Pipelines: Again you see the capital letter “C” super imposed on top of the letter “L” used frequently for pipe line center lines, but can also be used for proposed access roads.
Pipelines: As shown here, “C” and “L” center line flags can also be used for future well pad access roads.
Precise location markings: Stakes like this will usually have a steel pin also associated with it. This stake gives the latitude, longitude, and elevation of the site.
Permanent property lines: You may also find markings, like this one inch steel rod with an alum cap, that denote permanent property lines and corners of property.
Permanent property lines: Another kind of permanent property line or corner marker is the “boundary survey monument.” This is likely an aluminum cap on top of a one inch diameter steel bar.
It’s amazing that so many things are to be taken into account when surveying one’s land such as the LODs and property lines. If I do get my own land in the future, I’ll keep these in mind and seek a professional. Thanks for the detailed guide!
Thanks for explaining all these different surveyor symbols and signs. I didn’t realize that control points were meant to give the latitude and longitude and are not meant to be disturbed. It definitely seems beneficial to learn about these symbols. After all, you don’t want to mess up a surveyor’s work, especially if it’s currently being used or will be used in the future.
yellow cap on stake rpls
next to a wooden stake pink flagged and 2-1412
just moved in and this passed my survey marks into my property
Can you tell me what H/W mean. It is written in green on the road in front of our house. They are starting a interchange here soon and i think our house is in the way.
What does a curved arrow that points to a property line mean?

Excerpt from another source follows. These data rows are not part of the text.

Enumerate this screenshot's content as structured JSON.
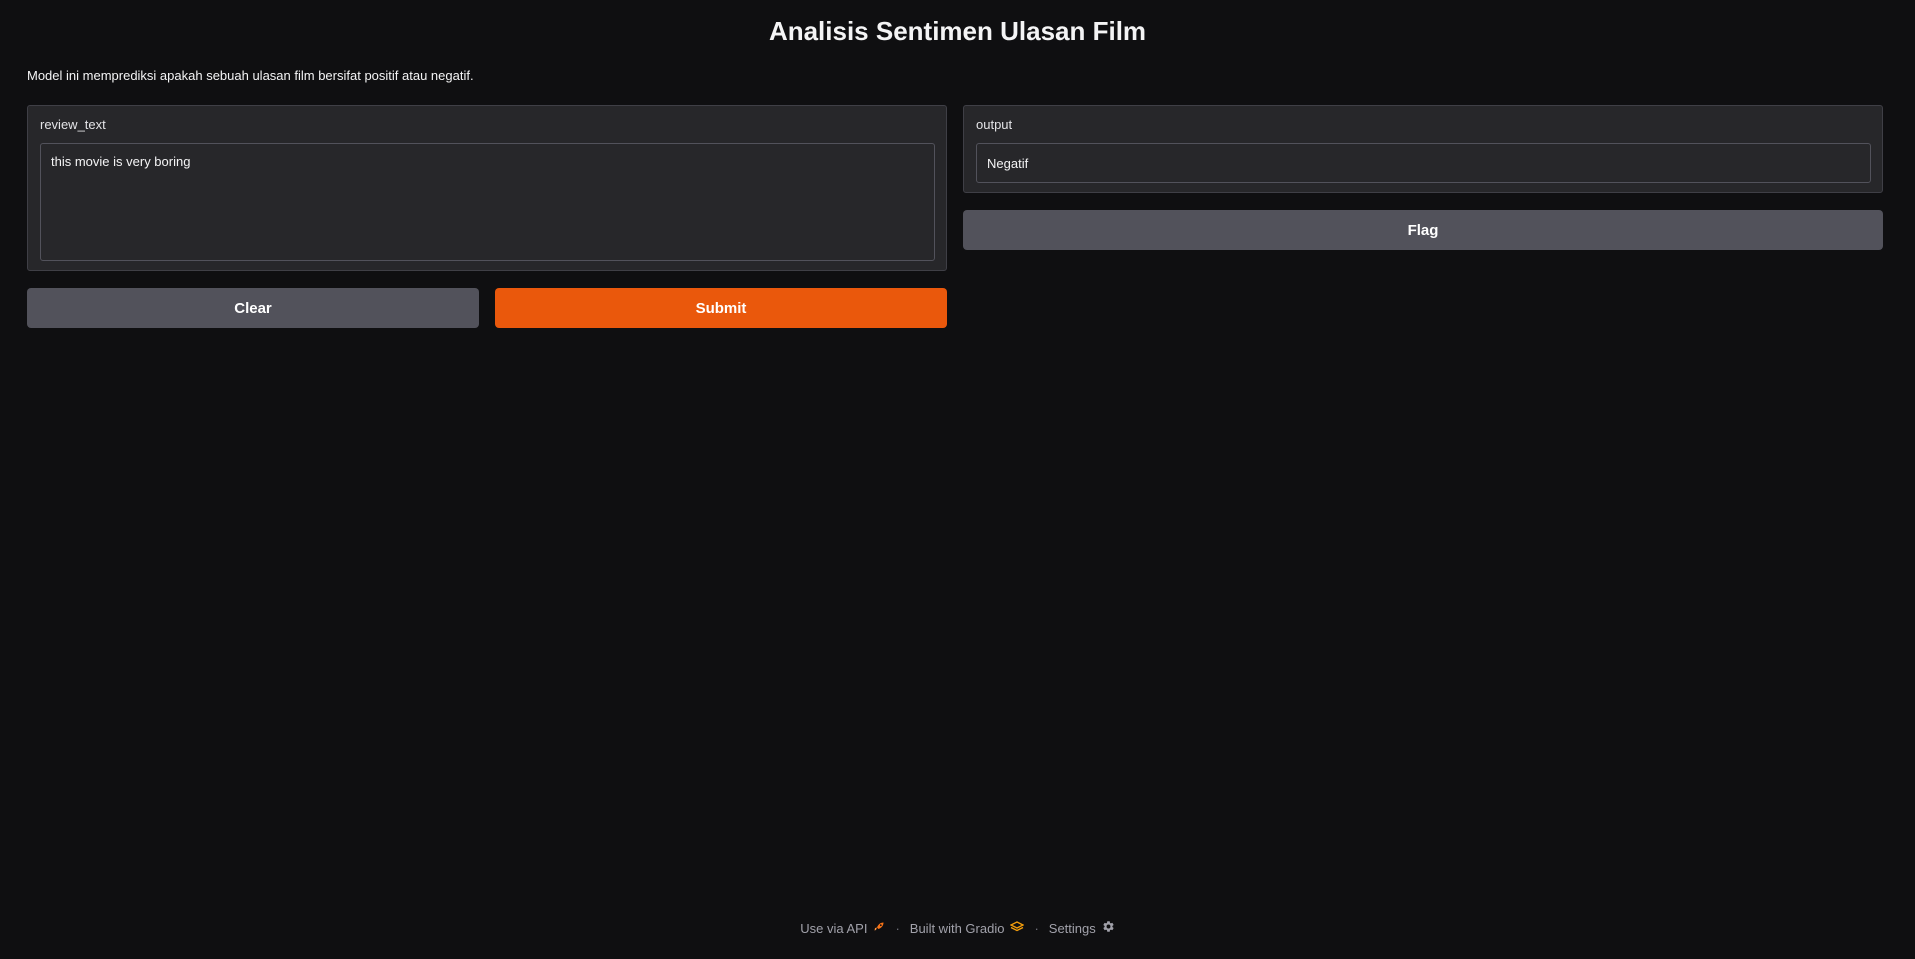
{
  "page": {
    "title": "Analisis Sentimen Ulasan Film",
    "description": "Model ini memprediksi apakah sebuah ulasan film bersifat positif atau negatif."
  },
  "input": {
    "label": "review_text",
    "value": "this movie is very boring"
  },
  "output": {
    "label": "output",
    "value": "Negatif"
  },
  "buttons": {
    "clear": "Clear",
    "submit": "Submit",
    "flag": "Flag"
  },
  "footer": {
    "api": "Use via API",
    "separator": "·",
    "built_with": "Built with Gradio",
    "settings": "Settings"
  },
  "colors": {
    "accent": "#ea580c",
    "background": "#0f0f11",
    "panel": "#27272a",
    "secondary_button": "#52525b"
  },
  "icons": {
    "api": "rocket-icon",
    "gradio": "gradio-logo-icon",
    "settings": "gear-icon"
  }
}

Hi Veronica, can you give us a little more details about this signage? Is the arrow spray painted on the road, a stake, or on a sign somewhere? Is there any other notation accompanying it?
If there is a orange rubber elasticity tie around a tree stump. What does that mean? Our neighbors doing a land survey on her property. Plus there is a orange rubber band in the ground at the
Opposite end between our properties
How do you determine your location on 100 mile pipeline. For example on one of the images of stake reads P CL 501 + 17, what does this mean?
The markings on this particular photo refer to this surveyor stake picture here.
– OVC – Ohio Valley Connector – the pipeline it is marking
– P and the C-L – mean the centerline of the actual pipe once it is buried.
– 501 + 17 – requires some math. We need to multiply the 501 by 100 = 50,100 feet, then divide that by the number of feet in a mile, which is 5,280 feet. This yield 50100/5280 = 9.488 or 9.5 miles.
Then look at this map photo here.
That is a photo taken of a set of FERC-approved maps of the pipeline construction documents. The black square that I added shows where the photo of this surveyor stake was actually taken. It is where the red or orange line, the pipeline, crosses this road called Barker Run Road. The Road is in dashed red marks. To the left and the right the pipeline mile markers are shown, 9.0 and 10.0. Where it crosses is about 9.5 miles from the zero point or start point of the pipeline.
The surveyor stake is somewhat confusing since the background is the nearby guardrail and the pavement behind it also.
Now it is up to you up to extrapolate this info to your 100 mile pipeline question. Other surveyors might do this differently.
On behalf of Bill Hughes
Bill, it is really interesting that land surveyors use so many signs and symbols to mark the ground as they work. I never knew that all the stakes and flags you see by the road were put up by surveyors to communicate some sort of meaning. I’ll have to look at the writing the next time I pass one of these to see if I can guess what they are saying.